FRANKFORT, KY (July 23, 2007) – How ready is your community for the aging baby boomer population? Find out at a series of 15 meetings scheduled around the state.
The Kentucky Elder Readiness Initiative (KERI) recently completed a survey of Kentuckians to help gauge communities’ preparedness for the “graying of Kentucky.” Initial, area-specific results of that survey will be announced at the meetings, which continue local discussions begun during phase one of KERI. The public is encouraged to attend the meetings, which begin Aug. 7 in Maysville (see entire series schedule below).
Cabinet for Health and Family Services Secretary Mark D. Birdwhistell will lead the regional meetings, which will focus on the findings of the survey conducted to gauge interest, expectations and perceptions about programs and services for aging residents and aging in general. Results from previous focus groups and community forums also will be shared.
KERI is a partnership among the state Department for Aging and Independent Living (DAIL), the University of Kentucky Graduate Center for Gerontology and the state’s 15 Area Agencies on Aging and Independent Living. Governor Ernie Fletcher created DAIL in 2006 to ensure elder Kentuckians have a voice in his administration. The initiative seeks to raise awareness about and encourage communities and families to plan and prepare for the aging of the baby boom generation, people born from 1946-1964.
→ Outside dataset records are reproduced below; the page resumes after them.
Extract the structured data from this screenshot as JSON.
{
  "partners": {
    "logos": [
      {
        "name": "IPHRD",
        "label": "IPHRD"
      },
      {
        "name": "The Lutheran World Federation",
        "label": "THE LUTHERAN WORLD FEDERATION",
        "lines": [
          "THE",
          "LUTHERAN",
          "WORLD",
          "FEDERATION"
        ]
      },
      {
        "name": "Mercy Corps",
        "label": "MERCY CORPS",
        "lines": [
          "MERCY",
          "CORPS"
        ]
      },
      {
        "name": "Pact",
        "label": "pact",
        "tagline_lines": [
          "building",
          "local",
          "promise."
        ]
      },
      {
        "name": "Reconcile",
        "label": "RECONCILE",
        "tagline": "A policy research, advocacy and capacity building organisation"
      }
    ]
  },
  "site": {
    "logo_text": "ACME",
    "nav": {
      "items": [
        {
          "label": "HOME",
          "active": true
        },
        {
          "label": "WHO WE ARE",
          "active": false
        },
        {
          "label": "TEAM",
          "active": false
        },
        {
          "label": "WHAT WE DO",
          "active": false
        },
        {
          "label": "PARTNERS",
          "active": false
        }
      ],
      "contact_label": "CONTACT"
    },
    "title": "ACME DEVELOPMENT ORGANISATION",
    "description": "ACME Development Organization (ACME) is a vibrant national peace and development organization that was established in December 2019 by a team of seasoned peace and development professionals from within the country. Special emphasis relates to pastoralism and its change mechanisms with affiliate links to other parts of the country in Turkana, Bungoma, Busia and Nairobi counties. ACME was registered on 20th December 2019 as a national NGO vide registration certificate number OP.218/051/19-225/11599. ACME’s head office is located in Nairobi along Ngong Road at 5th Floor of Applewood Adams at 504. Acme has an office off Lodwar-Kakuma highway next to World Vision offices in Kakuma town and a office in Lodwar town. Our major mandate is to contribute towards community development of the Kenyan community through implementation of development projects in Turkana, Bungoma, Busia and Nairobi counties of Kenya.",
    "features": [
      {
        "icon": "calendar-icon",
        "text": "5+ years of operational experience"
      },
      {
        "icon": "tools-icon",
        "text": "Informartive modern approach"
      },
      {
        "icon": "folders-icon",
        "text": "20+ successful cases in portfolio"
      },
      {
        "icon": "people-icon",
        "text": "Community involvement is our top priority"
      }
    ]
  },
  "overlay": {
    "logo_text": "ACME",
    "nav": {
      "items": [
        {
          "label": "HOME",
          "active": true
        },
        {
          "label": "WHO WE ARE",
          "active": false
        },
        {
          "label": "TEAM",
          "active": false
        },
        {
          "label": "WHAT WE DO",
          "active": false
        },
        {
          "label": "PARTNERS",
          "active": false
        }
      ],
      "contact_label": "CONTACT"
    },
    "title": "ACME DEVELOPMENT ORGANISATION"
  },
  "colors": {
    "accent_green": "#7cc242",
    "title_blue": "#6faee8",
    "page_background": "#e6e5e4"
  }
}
Phase one of KERI began in mid-2005 to collect and analyze background information on Kentucky’s baby boomers. Data ranged from the distribution of the aging population across the state to their social, health, economic, spiritual and other characteristics.
Regional focus groups and community forums included a broad array of consumers and providers, public and private interests and advocates. Findings from these meetings were incorporated into a survey sent to 9,600 Kentucky residents earlier this summer.
Reports on regional survey findings also will offer observations and recommendations communities may use to form the framework for development of effective local elder readiness initiatives.
“The first of the baby boomers turned 60 last year, marking the beginning of a rapid shift in Kentucky’s population,” Birdwhistell said. “As the aging population grows, virtually every aspect of life, commerce, labor, the economy and the demands on public services will also change dramatically.”
Kentucky is set to face an even bigger issue than most other states:
- Between 2000 and 2023, Kentucky will experience a 46 percent increase in the number of residents 85 and older.
- By 2020 more than 1 million Kentuckians will be older than 60 – about 23 percent of the population.
- Kentucky currently is ranked 27th in the nation in percentage of the total population older than 65. By 2020, Kentucky will have the 14th largest elder population in the nation.
“KERI’s goal is to help communities assess their readiness to maximize the potential of a rapidly aging population,” Birdwhistell said. “We want to encourage communities to focus on their unique strengths and weaknesses to determine the actions, policies and plans that best meet their specific needs.”
Kentucky Elder Readiness Initiative: Phase two meetings schedule